_Assigned task:_ Return the full listing, character for character.

_Information provided:_
+---+
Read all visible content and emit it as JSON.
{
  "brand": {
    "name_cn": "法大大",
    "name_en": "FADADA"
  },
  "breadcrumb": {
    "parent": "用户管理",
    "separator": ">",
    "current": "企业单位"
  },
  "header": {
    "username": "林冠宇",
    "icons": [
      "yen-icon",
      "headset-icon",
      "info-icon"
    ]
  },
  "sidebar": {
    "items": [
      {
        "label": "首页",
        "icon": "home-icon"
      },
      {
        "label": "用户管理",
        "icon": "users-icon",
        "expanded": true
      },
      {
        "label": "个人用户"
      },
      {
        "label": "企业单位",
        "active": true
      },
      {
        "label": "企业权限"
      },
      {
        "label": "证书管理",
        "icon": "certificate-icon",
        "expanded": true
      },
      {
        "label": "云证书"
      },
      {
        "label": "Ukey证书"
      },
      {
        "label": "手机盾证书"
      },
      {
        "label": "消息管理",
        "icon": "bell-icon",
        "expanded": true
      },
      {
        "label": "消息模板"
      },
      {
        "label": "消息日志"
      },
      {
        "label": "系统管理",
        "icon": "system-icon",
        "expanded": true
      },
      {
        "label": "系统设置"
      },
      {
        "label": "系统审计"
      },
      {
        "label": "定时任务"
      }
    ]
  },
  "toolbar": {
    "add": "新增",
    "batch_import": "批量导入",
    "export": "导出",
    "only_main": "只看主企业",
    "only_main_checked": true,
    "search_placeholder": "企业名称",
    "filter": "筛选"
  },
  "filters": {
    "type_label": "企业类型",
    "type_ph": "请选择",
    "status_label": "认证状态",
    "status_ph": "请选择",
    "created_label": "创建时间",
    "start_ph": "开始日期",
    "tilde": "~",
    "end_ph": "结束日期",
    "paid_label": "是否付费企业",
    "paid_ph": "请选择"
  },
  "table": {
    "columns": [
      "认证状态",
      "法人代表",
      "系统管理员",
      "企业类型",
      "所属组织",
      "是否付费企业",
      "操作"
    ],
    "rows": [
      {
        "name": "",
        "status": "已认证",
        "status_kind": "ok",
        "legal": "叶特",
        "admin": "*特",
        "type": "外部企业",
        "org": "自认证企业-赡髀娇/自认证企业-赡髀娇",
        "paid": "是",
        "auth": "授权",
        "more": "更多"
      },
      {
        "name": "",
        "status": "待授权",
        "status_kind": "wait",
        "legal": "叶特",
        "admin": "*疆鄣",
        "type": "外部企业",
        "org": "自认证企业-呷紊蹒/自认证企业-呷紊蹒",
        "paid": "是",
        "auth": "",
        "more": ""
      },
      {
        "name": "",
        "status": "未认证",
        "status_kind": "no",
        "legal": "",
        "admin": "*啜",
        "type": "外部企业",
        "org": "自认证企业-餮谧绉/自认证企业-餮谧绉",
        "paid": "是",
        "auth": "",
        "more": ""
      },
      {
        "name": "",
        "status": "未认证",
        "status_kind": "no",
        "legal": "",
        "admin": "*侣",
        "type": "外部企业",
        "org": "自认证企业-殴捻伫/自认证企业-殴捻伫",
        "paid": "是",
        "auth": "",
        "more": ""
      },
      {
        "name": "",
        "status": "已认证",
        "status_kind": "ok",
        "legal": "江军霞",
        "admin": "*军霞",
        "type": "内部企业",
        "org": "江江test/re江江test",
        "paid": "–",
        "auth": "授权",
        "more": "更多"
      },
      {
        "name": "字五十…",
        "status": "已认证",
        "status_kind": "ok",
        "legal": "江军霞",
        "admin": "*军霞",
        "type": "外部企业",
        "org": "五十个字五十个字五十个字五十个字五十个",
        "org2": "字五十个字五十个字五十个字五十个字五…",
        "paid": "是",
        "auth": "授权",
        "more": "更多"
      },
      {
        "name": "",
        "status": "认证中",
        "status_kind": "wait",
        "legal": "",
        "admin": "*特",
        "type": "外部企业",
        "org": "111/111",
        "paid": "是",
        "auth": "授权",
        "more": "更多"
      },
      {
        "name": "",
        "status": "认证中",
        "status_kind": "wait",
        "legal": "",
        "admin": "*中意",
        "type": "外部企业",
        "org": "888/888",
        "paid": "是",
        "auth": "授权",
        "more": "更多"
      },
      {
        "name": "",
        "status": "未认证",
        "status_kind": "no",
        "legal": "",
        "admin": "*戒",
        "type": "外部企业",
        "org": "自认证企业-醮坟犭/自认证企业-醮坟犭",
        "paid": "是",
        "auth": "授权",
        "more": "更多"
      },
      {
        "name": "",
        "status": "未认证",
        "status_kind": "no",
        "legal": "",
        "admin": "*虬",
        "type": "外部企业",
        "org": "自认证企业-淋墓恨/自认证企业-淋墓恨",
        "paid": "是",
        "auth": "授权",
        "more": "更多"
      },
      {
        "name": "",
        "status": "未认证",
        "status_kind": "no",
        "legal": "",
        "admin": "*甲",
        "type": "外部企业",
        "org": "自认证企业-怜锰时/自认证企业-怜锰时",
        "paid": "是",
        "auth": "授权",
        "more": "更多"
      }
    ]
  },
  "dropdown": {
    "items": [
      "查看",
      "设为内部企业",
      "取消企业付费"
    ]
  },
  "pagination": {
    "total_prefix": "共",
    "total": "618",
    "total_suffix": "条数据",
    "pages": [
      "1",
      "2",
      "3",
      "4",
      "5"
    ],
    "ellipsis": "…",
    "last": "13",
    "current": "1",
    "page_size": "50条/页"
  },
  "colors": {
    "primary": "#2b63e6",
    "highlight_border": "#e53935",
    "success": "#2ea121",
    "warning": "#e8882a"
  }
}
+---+
_Answer for this exercise:_
Read all visible content and emit it as JSON.
{
  "brand": {
    "name_cn": "法大大",
    "name_en": "FADADA"
  },
  "breadcrumb": {
    "parent": "用户管理",
    "separator": ">",
    "current": "企业单位"
  },
  "header": {
    "username": "林冠宇",
    "icons": [
      "yen-icon",
      "headset-icon",
      "info-icon"
    ]
  },
  "sidebar": {
    "items": [
      {
        "label": "首页",
        "icon": "home-icon"
      },
      {
        "label": "用户管理",
        "icon": "users-icon",
        "expanded": true
      },
      {
        "label": "个人用户"
      },
      {
        "label": "企业单位",
        "active": true
      },
      {
        "label": "企业权限"
      },
      {
        "label": "证书管理",
        "icon": "certificate-icon",
        "expanded": true
      },
      {
        "label": "云证书"
      },
      {
        "label": "Ukey证书"
      },
      {
        "label": "手机盾证书"
      },
      {
        "label": "消息管理",
        "icon": "bell-icon",
        "expanded": true
      },
      {
        "label": "消息模板"
      },
      {
        "label": "消息日志"
      },
      {
        "label": "系统管理",
        "icon": "system-icon",
        "expanded": true
      },
      {
        "label": "系统设置"
      },
      {
        "label": "系统审计"
      },
      {
        "label": "定时任务"
      }
    ]
  },
  "toolbar": {
    "add": "新增",
    "batch_import": "批量导入",
    "export": "导出",
    "only_main": "只看主企业",
    "only_main_checked": true,
    "search_placeholder": "企业名称",
    "filter": "筛选"
  },
  "filters": {
    "type_label": "企业类型",
    "type_ph": "请选择",
    "status_label": "认证状态",
    "status_ph": "请选择",
    "created_label": "创建时间",
    "start_ph": "开始日期",
    "tilde": "~",
    "end_ph": "结束日期",
    "paid_label": "是否付费企业",
    "paid_ph": "请选择"
  },
  "table": {
    "columns": [
      "认证状态",
      "法人代表",
      "系统管理员",
      "企业类型",
      "所属组织",
      "是否付费企业",
      "操作"
    ],
    "rows": [
      {
        "name": "",
        "status": "已认证",
        "status_kind": "ok",
        "legal": "叶特",
        "admin": "*特",
        "type": "外部企业",
        "org": "自认证企业-赡髀娇/自认证企业-赡髀娇",
        "paid": "是",
        "auth": "授权",
        "more": "更多"
      },
      {
        "name": "",
        "status": "待授权",
        "status_kind": "wait",
        "legal": "叶特",
        "admin": "*疆鄣",
        "type": "外部企业",
        "org": "自认证企业-呷紊蹒/自认证企业-呷紊蹒",
        "paid": "是",
        "auth": "",
        "more": ""
      },
      {
        "name": "",
        "status": "未认证",
        "status_kind": "no",
        "legal": "",
        "admin": "*啜",
        "type": "外部企业",
        "org": "自认证企业-餮谧绉/自认证企业-餮谧绉",
        "paid": "是",
        "auth": "",
        "more": ""
      },
      {
        "name": "",
        "status": "未认证",
        "status_kind": "no",
        "legal": "",
        "admin": "*侣",
        "type": "外部企业",
        "org": "自认证企业-殴捻伫/自认证企业-殴捻伫",
        "paid": "是",
        "auth": "",
        "more": ""
      },
      {
        "name": "",
        "status": "已认证",
        "status_kind": "ok",
        "legal": "江军霞",
        "admin": "*军霞",
        "type": "内部企业",
        "org": "江江test/re江江test",
        "paid": "–",
        "auth": "授权",
        "more": "更多"
      },
      {
        "name": "字五十…",
        "status": "已认证",
        "status_kind": "ok",
        "legal": "江军霞",
        "admin": "*军霞",
        "type": "外部企业",
        "org": "五十个字五十个字五十个字五十个字五十个",
        "org2": "字五十个字五十个字五十个字五十个字五…",
        "paid": "是",
        "auth": "授权",
        "more": "更多"
      },
      {
        "name": "",
        "status": "认证中",
        "status_kind": "wait",
        "legal": "",
        "admin": "*特",
        "type": "外部企业",
        "org": "111/111",
        "paid": "是",
        "auth": "授权",
        "more": "更多"
      },
      {
        "name": "",
        "status": "认证中",
        "status_kind": "wait",
        "legal": "",
        "admin": "*中意",
        "type": "外部企业",
        "org": "888/888",
        "paid": "是",
        "auth": "授权",
        "more": "更多"
      },
      {
        "name": "",
        "status": "未认证",
        "status_kind": "no",
        "legal": "",
        "admin": "*戒",
        "type": "外部企业",
        "org": "自认证企业-醮坟犭/自认证企业-醮坟犭",
        "paid": "是",
        "auth": "授权",
        "more": "更多"
      },
      {
        "name": "",
        "status": "未认证",
        "status_kind": "no",
        "legal": "",
        "admin": "*虬",
        "type": "外部企业",
        "org": "自认证企业-淋墓恨/自认证企业-淋墓恨",
        "paid": "是",
        "auth": "授权",
        "more": "更多"
      },
      {
        "name": "",
        "status": "未认证",
        "status_kind": "no",
        "legal": "",
        "admin": "*甲",
        "type": "外部企业",
        "org": "自认证企业-怜锰时/自认证企业-怜锰时",
        "paid": "是",
        "auth": "授权",
        "more": "更多"
      }
    ]
  },
  "dropdown": {
    "items": [
      "查看",
      "设为内部企业",
      "取消企业付费"
    ]
  },
  "pagination": {
    "total_prefix": "共",
    "total": "618",
    "total_suffix": "条数据",
    "pages": [
      "1",
      "2",
      "3",
      "4",
      "5"
    ],
    "ellipsis": "…",
    "last": "13",
    "current": "1",
    "page_size": "50条/页"
  },
  "colors": {
    "primary": "#2b63e6",
    "highlight_border": "#e53935",
    "success": "#2ea121",
    "warning": "#e8882a"
  }
}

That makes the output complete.